One challenge that remains open in 3D deep learning is how to efficiently represent 3D data to feed deep networks. Recent works have relied on volumetric or point cloud representations, but such approaches suffer from a number of issues such as computational complexity, unordered data, and lack of finer geometry. This paper demonstrates that a mesh representation (i.e. vertices and faces to form polygonal surfaces) is able to capture fine-grained geometry for 3D reconstruction tasks. A mesh however is also unstructured data similar to point clouds. We address this problem by proposing a learning framework to infer the parameters of a compact mesh representation rather than learning from the mesh itself. This compact representation encodes a mesh using free-form deformation and a sparse linear combination of models allowing us to reconstruct 3D meshes from single images. In contrast to prior work, we do not rely on silhouettes and landmarks to perform 3D reconstruction. We evaluate our method on synthetic and real-world datasets with very promising results. Our framework efficiently reconstructs 3D objects in a low-dimensional way while preserving its important geometrical aspects.

Publication

In *ArXiv 2017*

Date

November, 2017

Links

Given a single image, our framework employs a convolutional autoencoder to extract the image’s latent space, $\mathbf{z}$, that is used to classify it to an index, $c$, using a multi-label classifier and regress it to a compact shape parametrization using a feedforward network. We use a graph embedding, $\mathcal{G}$, that compactly represents 3D mesh objects to reconstruct the 3D model. Firstly, the estimated index, $c$, selects the closest 3D model to the image from the graph. Secondly, the selected model is deformed through the estimated parameters - free-form deformation (FFD), $\mathbf{\Delta P}$, and sparse linear combination parameters (i.e. $\alpha$’s). In this example, model 1 is selected (arrows 1 and 2), FFD is then applied (arrows 3 and 4), and finally the linear combination with the nodes 3, 4, 5, 6, and 7 (blue arrows on the graph that indicates the models in dense correspondence with node 1) are performed (arrow 5) to reconstruct the final 3D mesh model (arrow 6).

Qualitative results for the synthetic dataset. Column (a) shows the input image. Column (b) shows the selected model from the graph. Column (c ) shows the selected model with the FFD parameters applied. The final 3D model reconstructed by applying the linear combination parameters is shown in column (d) and the ground truth in (e).

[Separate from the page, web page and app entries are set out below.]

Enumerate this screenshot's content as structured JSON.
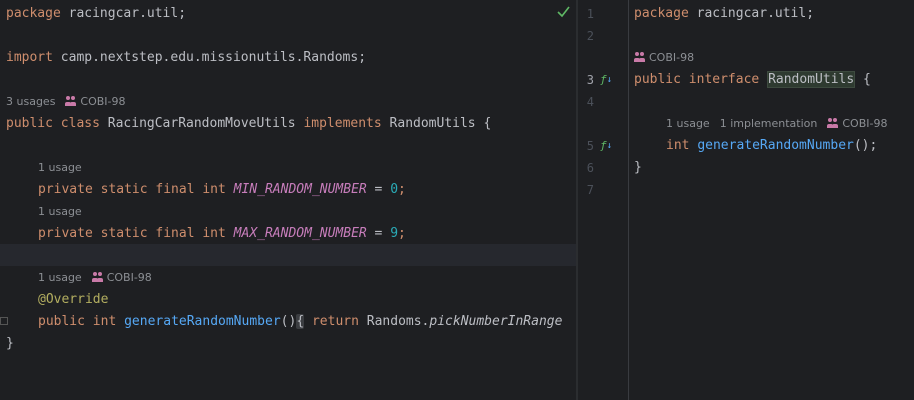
{
  "left": {
    "lines": {
      "package": [
        "package",
        " racingcar.util;"
      ],
      "import": [
        "import",
        " camp.nextstep.edu.missionutils.Randoms;"
      ],
      "class_decl": [
        "public",
        " ",
        "class",
        " RacingCarRandomMoveUtils ",
        "implements",
        " RandomUtils {"
      ],
      "min_decl": [
        "private static final int",
        " ",
        "MIN_RANDOM_NUMBER",
        " = ",
        "0",
        ";"
      ],
      "max_decl": [
        "private static final int",
        " ",
        "MAX_RANDOM_NUMBER",
        " = ",
        "9",
        ";"
      ],
      "override": "@Override",
      "method": [
        "public int",
        " ",
        "generateRandomNumber",
        "()",
        "{",
        " ",
        "return",
        " Randoms.",
        "pickNumberInRange"
      ],
      "close": "}"
    },
    "hints": {
      "class_usages": "3 usages",
      "class_author": "COBI-98",
      "min_usage": "1 usage",
      "max_usage": "1 usage",
      "method_usage": "1 usage",
      "method_author": "COBI-98"
    }
  },
  "gutter": {
    "line_numbers": [
      "1",
      "2",
      "3",
      "4",
      "5",
      "6",
      "7"
    ]
  },
  "right": {
    "lines": {
      "package": [
        "package",
        " racingcar.util;"
      ],
      "interface_decl": [
        "public",
        " ",
        "interface",
        " ",
        "RandomUtils",
        " {"
      ],
      "method": [
        "int",
        " ",
        "generateRandomNumber",
        "();"
      ],
      "close": "}"
    },
    "hints": {
      "interface_author": "COBI-98",
      "method_usage": "1 usage",
      "method_impl": "1 implementation",
      "method_author": "COBI-98"
    }
  }
}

Qualitative results for the real-world dataset. Column (a) shows the input image. Column (b) shows the selected model. Column (c ) shows the selected model deformed by the FFD parameters. The final 3D model reconstructed by applying the linear combination parameters is shown in column (d). We compare with [18] in column (e) and the ground truth is shown in column (f).

A closer look at the 3D reconstruction.

Qualitative results for the synthetic dataset. Column (a) shows the input image. Column (b) shows the selected model from the graph. Column (c ) shows the selected model with the FFD parameters applied. The final 3D model reconstructed by applying the linear combination parameters is shown in column (d). The voxelized final model is shown in column (e) and the ground truth in column (f). In the success cases (blues), one can see that the final models are similar to the ground truth with slightly differences that can be hard to point it out. A failure case is shown on the last row in red where a “wrong” model was selected from the graph.

Qualitative results for the real-world dataset. Column (a) shows the input image. Column (b) shows the selected model. Column (c ) shows the selected model deformed by the FFD parameters. The final 3D model reconstructed by applying the linear combination parameters is shown in column (d). We compare with [18] in column (e) and the ground truth is shown in column (f).

**Please check the supplementary material out for more examples.**